 The essential purpose of a notice to forfeit a vendee's rights, after a waiver of the clause making time of the essence, is to let the vendee know that, though there has been a waiver of the time clause, the vendor intends that the conditions of the contract from thenceforth shall be treated as restored. For this purpose any conduct on the part of the vendor and vendee will suffice if it is such as to justify the inference that both parties understood that the conditions regarding forfeiture were to be treated as restored and in force. ( Hoppin v. Monsey, 185 Cal. 688 [ 198 P. 398].) The inclusion in the notice to Mrs. Dugan of the amounts paid by respondent on the assessments does not detract from the fact that the notice was sufficient to apprise her that unless she paid the seven installments on the purchase price, aggregating $70, her rights under the contract would be forfeited.
Because respondent refused to accept the $60 unless the full amount demanded by it was paid, it is argued that Mrs. Dugan was excused from making a tender of the amount conceded to be due — $70.  The general rule is that the party making a tender acts at his peril, and must see to it that the amount tendered is large enough, where, as here, the correct amount is not within the exclusive knowledge of the tenderee. (5 A. L. R., p. 1232, note to Graves v. Burch.)
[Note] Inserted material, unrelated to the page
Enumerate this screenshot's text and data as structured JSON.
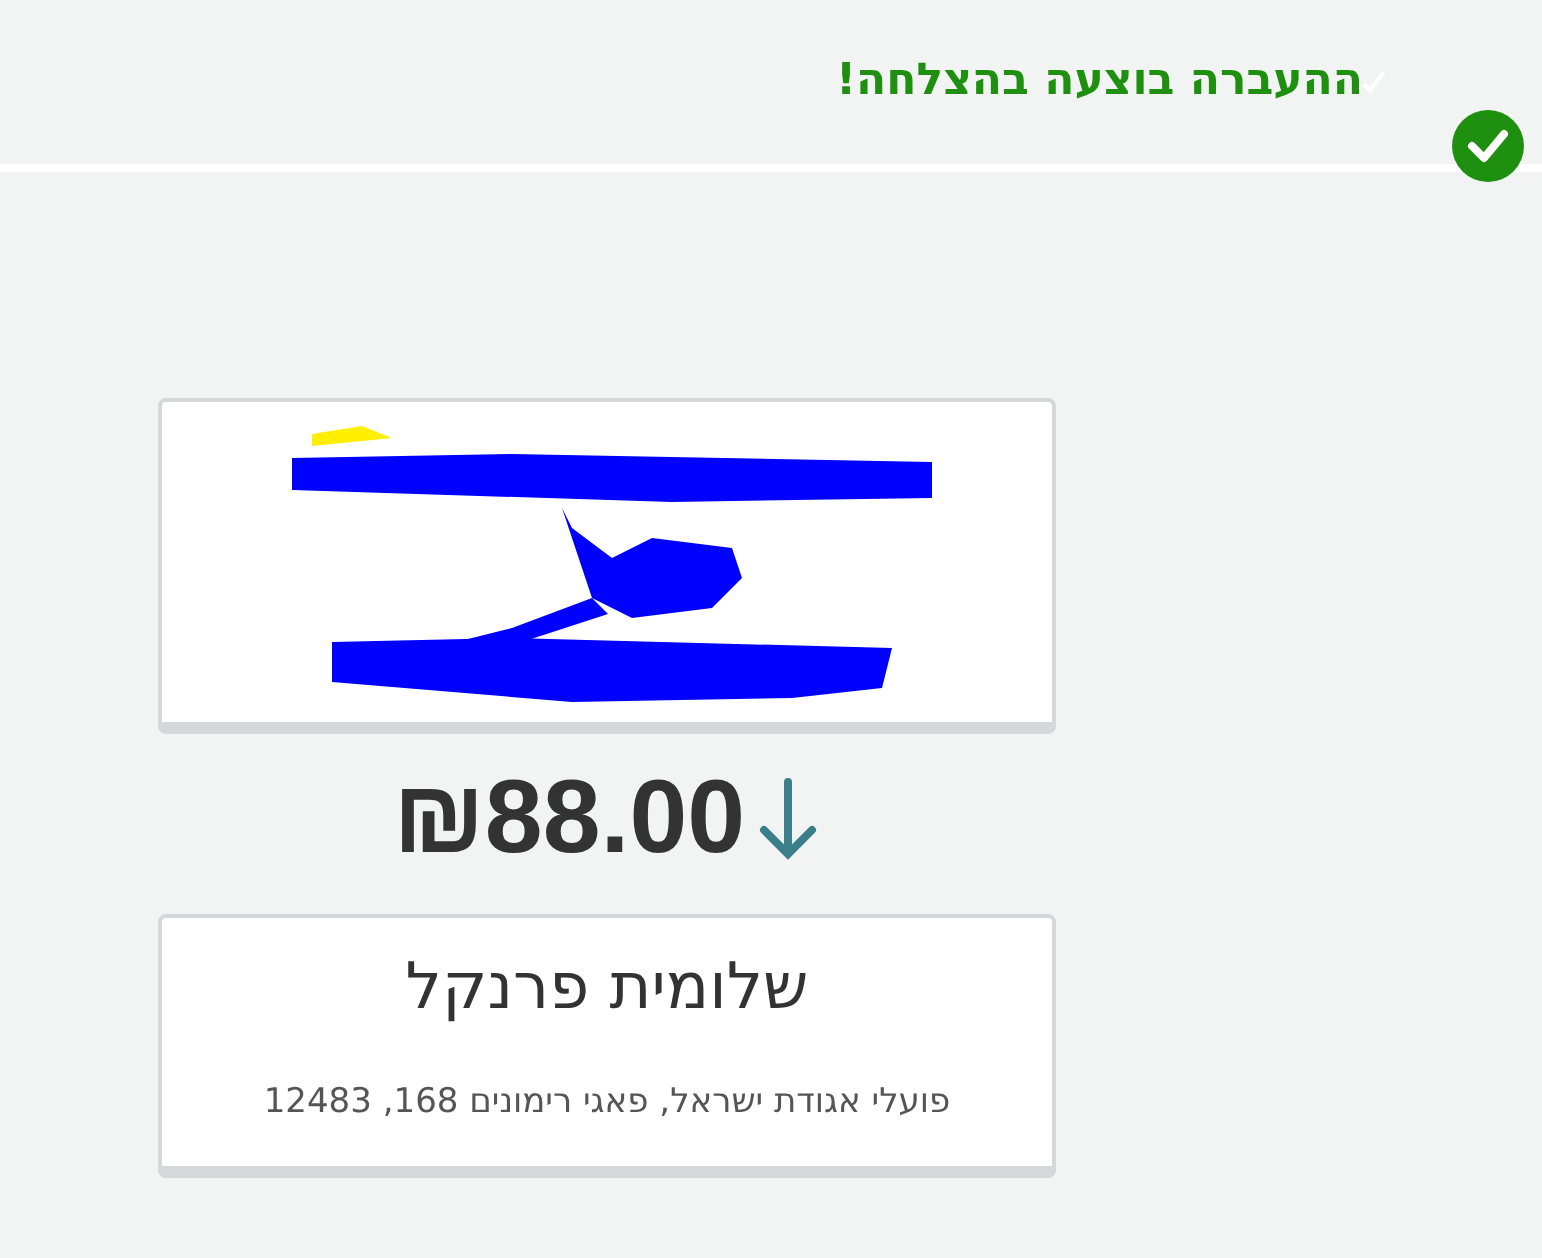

 By demanding more than was due from the vendee — if it did demand more than was due — respondent may have waived the formal requisite of a tender, such, for example, as the actual production of the money, but it did not waive an existing capacity and willingness to perform. That is to say, though the refusal of respondent to accept less than the full amount demanded by it may have excused the actual production by Mrs. Dugan of $70 in money, it did not make an offer to pay but $60 the equivalent of a tender of $70 — the amount which it is conceded was necessary to be paid by the vendee in order to comply with the terms of her contract. Respondent's refusal to accept less than the full amount demanded by it did not influence Mrs. Dugan to forbear making a tender of what she now claims was the only proper amount payable by her. It cannot be said that respondent waived a tender which it had no reason to expect. Neither party seems to have thought, when the offer to pay $60 was made, that respondent's demand included any improper item; and there is quite as much reason to hold that respondent would have accepted the sum legally demandable, assuming that that amount was $70, as that Mrs. Dugan would have paid it. (See Loewenberg v. Arkansas etc. Ry. Co., 56 Ark. 439 [19 S.W. 1051], Bolton v. Gifford Co., 45 Tex. Civ. App. 140 [ 100 S.W. 210], and Lamar v. Sheppard, 84 Ga. 561 [10 S.E. 1084].)
There is no evidence of bad faith on respondent's part.  The mere fact that it may have been in error in supposing and declaring that unless it were repaid the amount of the assessments it would consider the rights of the vendee foreclosed does not necessarily indicate bad faith.
The appeal from the order denying a new trial is dismissed. The judgment is affirmed.
Works, J., and Craig, J., concurred.